__ABOUT THIS EXERCISE__.
Repeat every entry in the listing below, exactly.

__ENTRIES SUPPLIED__.
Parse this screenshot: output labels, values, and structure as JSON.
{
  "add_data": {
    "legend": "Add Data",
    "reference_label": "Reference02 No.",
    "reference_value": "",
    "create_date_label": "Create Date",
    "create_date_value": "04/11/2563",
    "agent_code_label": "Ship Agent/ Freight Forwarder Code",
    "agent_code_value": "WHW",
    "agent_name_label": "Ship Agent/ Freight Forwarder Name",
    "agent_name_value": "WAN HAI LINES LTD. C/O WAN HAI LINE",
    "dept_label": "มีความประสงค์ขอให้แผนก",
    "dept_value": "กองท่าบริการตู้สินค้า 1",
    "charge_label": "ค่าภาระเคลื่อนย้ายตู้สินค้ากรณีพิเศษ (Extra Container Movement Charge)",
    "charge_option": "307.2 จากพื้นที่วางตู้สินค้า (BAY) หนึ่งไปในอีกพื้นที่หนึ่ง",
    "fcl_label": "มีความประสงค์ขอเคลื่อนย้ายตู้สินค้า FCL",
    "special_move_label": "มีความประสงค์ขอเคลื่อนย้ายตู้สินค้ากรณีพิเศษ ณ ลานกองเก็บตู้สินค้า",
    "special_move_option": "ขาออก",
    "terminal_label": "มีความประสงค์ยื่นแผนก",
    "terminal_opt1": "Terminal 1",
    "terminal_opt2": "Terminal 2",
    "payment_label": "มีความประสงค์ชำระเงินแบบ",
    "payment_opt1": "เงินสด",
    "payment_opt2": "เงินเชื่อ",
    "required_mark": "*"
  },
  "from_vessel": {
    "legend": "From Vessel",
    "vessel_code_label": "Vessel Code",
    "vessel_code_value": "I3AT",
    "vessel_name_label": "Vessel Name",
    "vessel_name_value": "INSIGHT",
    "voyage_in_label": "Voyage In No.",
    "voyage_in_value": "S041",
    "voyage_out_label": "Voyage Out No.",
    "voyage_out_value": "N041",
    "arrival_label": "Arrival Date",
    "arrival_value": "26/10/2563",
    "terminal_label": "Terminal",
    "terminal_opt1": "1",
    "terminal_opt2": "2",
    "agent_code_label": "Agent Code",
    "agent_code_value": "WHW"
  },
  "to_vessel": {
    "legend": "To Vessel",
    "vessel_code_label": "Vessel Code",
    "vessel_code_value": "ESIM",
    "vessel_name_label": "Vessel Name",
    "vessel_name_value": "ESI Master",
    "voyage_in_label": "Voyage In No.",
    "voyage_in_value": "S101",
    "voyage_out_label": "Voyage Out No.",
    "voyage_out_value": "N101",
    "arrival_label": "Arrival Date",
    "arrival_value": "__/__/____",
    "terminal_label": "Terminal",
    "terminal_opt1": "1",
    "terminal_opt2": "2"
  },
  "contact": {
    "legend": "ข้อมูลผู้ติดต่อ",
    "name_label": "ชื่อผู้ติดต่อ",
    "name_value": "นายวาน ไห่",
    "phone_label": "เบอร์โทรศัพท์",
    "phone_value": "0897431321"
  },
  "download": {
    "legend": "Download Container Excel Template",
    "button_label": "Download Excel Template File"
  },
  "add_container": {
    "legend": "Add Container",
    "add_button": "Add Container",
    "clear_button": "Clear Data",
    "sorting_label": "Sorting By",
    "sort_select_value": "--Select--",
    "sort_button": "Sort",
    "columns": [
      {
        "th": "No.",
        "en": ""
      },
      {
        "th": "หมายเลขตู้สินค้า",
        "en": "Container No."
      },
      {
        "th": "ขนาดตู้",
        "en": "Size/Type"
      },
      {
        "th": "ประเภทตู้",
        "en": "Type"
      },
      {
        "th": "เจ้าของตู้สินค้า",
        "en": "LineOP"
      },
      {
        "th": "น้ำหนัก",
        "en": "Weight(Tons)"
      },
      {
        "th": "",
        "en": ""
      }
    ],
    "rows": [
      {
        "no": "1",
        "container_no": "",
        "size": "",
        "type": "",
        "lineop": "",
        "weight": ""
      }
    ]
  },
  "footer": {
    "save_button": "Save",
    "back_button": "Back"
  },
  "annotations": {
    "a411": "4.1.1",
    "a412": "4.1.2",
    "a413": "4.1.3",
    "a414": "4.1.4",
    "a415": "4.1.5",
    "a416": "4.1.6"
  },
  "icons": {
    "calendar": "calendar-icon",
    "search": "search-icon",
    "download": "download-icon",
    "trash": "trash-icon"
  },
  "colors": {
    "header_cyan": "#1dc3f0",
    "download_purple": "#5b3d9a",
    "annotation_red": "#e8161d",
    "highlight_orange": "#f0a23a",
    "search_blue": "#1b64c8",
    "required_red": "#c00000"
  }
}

__EXPECTED ANSWER__.
Parse this screenshot: output labels, values, and structure as JSON.
{
  "add_data": {
    "legend": "Add Data",
    "reference_label": "Reference02 No.",
    "reference_value": "",
    "create_date_label": "Create Date",
    "create_date_value": "04/11/2563",
    "agent_code_label": "Ship Agent/ Freight Forwarder Code",
    "agent_code_value": "WHW",
    "agent_name_label": "Ship Agent/ Freight Forwarder Name",
    "agent_name_value": "WAN HAI LINES LTD. C/O WAN HAI LINE",
    "dept_label": "มีความประสงค์ขอให้แผนก",
    "dept_value": "กองท่าบริการตู้สินค้า 1",
    "charge_label": "ค่าภาระเคลื่อนย้ายตู้สินค้ากรณีพิเศษ (Extra Container Movement Charge)",
    "charge_option": "307.2 จากพื้นที่วางตู้สินค้า (BAY) หนึ่งไปในอีกพื้นที่หนึ่ง",
    "fcl_label": "มีความประสงค์ขอเคลื่อนย้ายตู้สินค้า FCL",
    "special_move_label": "มีความประสงค์ขอเคลื่อนย้ายตู้สินค้ากรณีพิเศษ ณ ลานกองเก็บตู้สินค้า",
    "special_move_option": "ขาออก",
    "terminal_label": "มีความประสงค์ยื่นแผนก",
    "terminal_opt1": "Terminal 1",
    "terminal_opt2": "Terminal 2",
    "payment_label": "มีความประสงค์ชำระเงินแบบ",
    "payment_opt1": "เงินสด",
    "payment_opt2": "เงินเชื่อ",
    "required_mark": "*"
  },
  "from_vessel": {
    "legend": "From Vessel",
    "vessel_code_label": "Vessel Code",
    "vessel_code_value": "I3AT",
    "vessel_name_label": "Vessel Name",
    "vessel_name_value": "INSIGHT",
    "voyage_in_label": "Voyage In No.",
    "voyage_in_value": "S041",
    "voyage_out_label": "Voyage Out No.",
    "voyage_out_value": "N041",
    "arrival_label": "Arrival Date",
    "arrival_value": "26/10/2563",
    "terminal_label": "Terminal",
    "terminal_opt1": "1",
    "terminal_opt2": "2",
    "agent_code_label": "Agent Code",
    "agent_code_value": "WHW"
  },
  "to_vessel": {
    "legend": "To Vessel",
    "vessel_code_label": "Vessel Code",
    "vessel_code_value": "ESIM",
    "vessel_name_label": "Vessel Name",
    "vessel_name_value": "ESI Master",
    "voyage_in_label": "Voyage In No.",
    "voyage_in_value": "S101",
    "voyage_out_label": "Voyage Out No.",
    "voyage_out_value": "N101",
    "arrival_label": "Arrival Date",
    "arrival_value": "__/__/____",
    "terminal_label": "Terminal",
    "terminal_opt1": "1",
    "terminal_opt2": "2"
  },
  "contact": {
    "legend": "ข้อมูลผู้ติดต่อ",
    "name_label": "ชื่อผู้ติดต่อ",
    "name_value": "นายวาน ไห่",
    "phone_label": "เบอร์โทรศัพท์",
    "phone_value": "0897431321"
  },
  "download": {
    "legend": "Download Container Excel Template",
    "button_label": "Download Excel Template File"
  },
  "add_container": {
    "legend": "Add Container",
    "add_button": "Add Container",
    "clear_button": "Clear Data",
    "sorting_label": "Sorting By",
    "sort_select_value": "--Select--",
    "sort_button": "Sort",
    "columns": [
      {
        "th": "No.",
        "en": ""
      },
      {
        "th": "หมายเลขตู้สินค้า",
        "en": "Container No."
      },
      {
        "th": "ขนาดตู้",
        "en": "Size/Type"
      },
      {
        "th": "ประเภทตู้",
        "en": "Type"
      },
      {
        "th": "เจ้าของตู้สินค้า",
        "en": "LineOP"
      },
      {
        "th": "น้ำหนัก",
        "en": "Weight(Tons)"
      },
      {
        "th": "",
        "en": ""
      }
    ],
    "rows": [
      {
        "no": "1",
        "container_no": "",
        "size": "",
        "type": "",
        "lineop": "",
        "weight": ""
      }
    ]
  },
  "footer": {
    "save_button": "Save",
    "back_button": "Back"
  },
  "annotations": {
    "a411": "4.1.1",
    "a412": "4.1.2",
    "a413": "4.1.3",
    "a414": "4.1.4",
    "a415": "4.1.5",
    "a416": "4.1.6"
  },
  "icons": {
    "calendar": "calendar-icon",
    "search": "search-icon",
    "download": "download-icon",
    "trash": "trash-icon"
  },
  "colors": {
    "header_cyan": "#1dc3f0",
    "download_purple": "#5b3d9a",
    "annotation_red": "#e8161d",
    "highlight_orange": "#f0a23a",
    "search_blue": "#1b64c8",
    "required_red": "#c00000"
  }
}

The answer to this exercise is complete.